── Dataset content ──

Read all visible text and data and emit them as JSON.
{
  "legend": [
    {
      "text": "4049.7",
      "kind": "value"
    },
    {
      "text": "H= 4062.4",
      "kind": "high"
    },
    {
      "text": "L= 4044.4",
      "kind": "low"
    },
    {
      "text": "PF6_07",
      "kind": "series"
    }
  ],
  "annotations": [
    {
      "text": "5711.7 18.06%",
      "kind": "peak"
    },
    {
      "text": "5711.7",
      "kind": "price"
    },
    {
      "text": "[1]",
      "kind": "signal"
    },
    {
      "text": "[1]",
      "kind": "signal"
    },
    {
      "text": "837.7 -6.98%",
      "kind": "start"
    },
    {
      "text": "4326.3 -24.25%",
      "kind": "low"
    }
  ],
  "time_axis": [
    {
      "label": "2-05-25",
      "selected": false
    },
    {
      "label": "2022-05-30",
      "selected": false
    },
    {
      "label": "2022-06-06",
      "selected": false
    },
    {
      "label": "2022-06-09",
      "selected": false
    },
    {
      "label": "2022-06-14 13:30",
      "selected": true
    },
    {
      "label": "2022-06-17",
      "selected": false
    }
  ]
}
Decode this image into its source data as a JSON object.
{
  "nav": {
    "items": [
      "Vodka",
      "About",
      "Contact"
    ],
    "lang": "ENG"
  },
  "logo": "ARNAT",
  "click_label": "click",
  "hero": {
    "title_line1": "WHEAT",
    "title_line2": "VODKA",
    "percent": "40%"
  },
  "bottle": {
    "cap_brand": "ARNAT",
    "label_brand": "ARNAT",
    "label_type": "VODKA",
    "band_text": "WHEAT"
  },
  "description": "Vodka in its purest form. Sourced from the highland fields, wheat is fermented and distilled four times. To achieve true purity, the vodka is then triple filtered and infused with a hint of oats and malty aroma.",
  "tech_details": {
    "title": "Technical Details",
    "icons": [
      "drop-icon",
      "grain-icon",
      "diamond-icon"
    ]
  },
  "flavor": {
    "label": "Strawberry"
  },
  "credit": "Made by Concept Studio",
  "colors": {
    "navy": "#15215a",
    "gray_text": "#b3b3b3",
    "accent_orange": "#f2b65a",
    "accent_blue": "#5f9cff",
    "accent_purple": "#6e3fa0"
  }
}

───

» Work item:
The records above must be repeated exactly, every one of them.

» Task response:
Read all visible text and data and emit them as JSON.
{
  "legend": [
    {
      "text": "4049.7",
      "kind": "value"
    },
    {
      "text": "H= 4062.4",
      "kind": "high"
    },
    {
      "text": "L= 4044.4",
      "kind": "low"
    },
    {
      "text": "PF6_07",
      "kind": "series"
    }
  ],
  "annotations": [
    {
      "text": "5711.7 18.06%",
      "kind": "peak"
    },
    {
      "text": "5711.7",
      "kind": "price"
    },
    {
      "text": "[1]",
      "kind": "signal"
    },
    {
      "text": "[1]",
      "kind": "signal"
    },
    {
      "text": "837.7 -6.98%",
      "kind": "start"
    },
    {
      "text": "4326.3 -24.25%",
      "kind": "low"
    }
  ],
  "time_axis": [
    {
      "label": "2-05-25",
      "selected": false
    },
    {
      "label": "2022-05-30",
      "selected": false
    },
    {
      "label": "2022-06-06",
      "selected": false
    },
    {
      "label": "2022-06-09",
      "selected": false
    },
    {
      "label": "2022-06-14 13:30",
      "selected": true
    },
    {
      "label": "2022-06-17",
      "selected": false
    }
  ]
}
Decode this image into its source data as a JSON object.
{
  "nav": {
    "items": [
      "Vodka",
      "About",
      "Contact"
    ],
    "lang": "ENG"
  },
  "logo": "ARNAT",
  "click_label": "click",
  "hero": {
    "title_line1": "WHEAT",
    "title_line2": "VODKA",
    "percent": "40%"
  },
  "bottle": {
    "cap_brand": "ARNAT",
    "label_brand": "ARNAT",
    "label_type": "VODKA",
    "band_text": "WHEAT"
  },
  "description": "Vodka in its purest form. Sourced from the highland fields, wheat is fermented and distilled four times. To achieve true purity, the vodka is then triple filtered and infused with a hint of oats and malty aroma.",
  "tech_details": {
    "title": "Technical Details",
    "icons": [
      "drop-icon",
      "grain-icon",
      "diamond-icon"
    ]
  },
  "flavor": {
    "label": "Strawberry"
  },
  "credit": "Made by Concept Studio",
  "colors": {
    "navy": "#15215a",
    "gray_text": "#b3b3b3",
    "accent_orange": "#f2b65a",
    "accent_blue": "#5f9cff",
    "accent_purple": "#6e3fa0"
  }
}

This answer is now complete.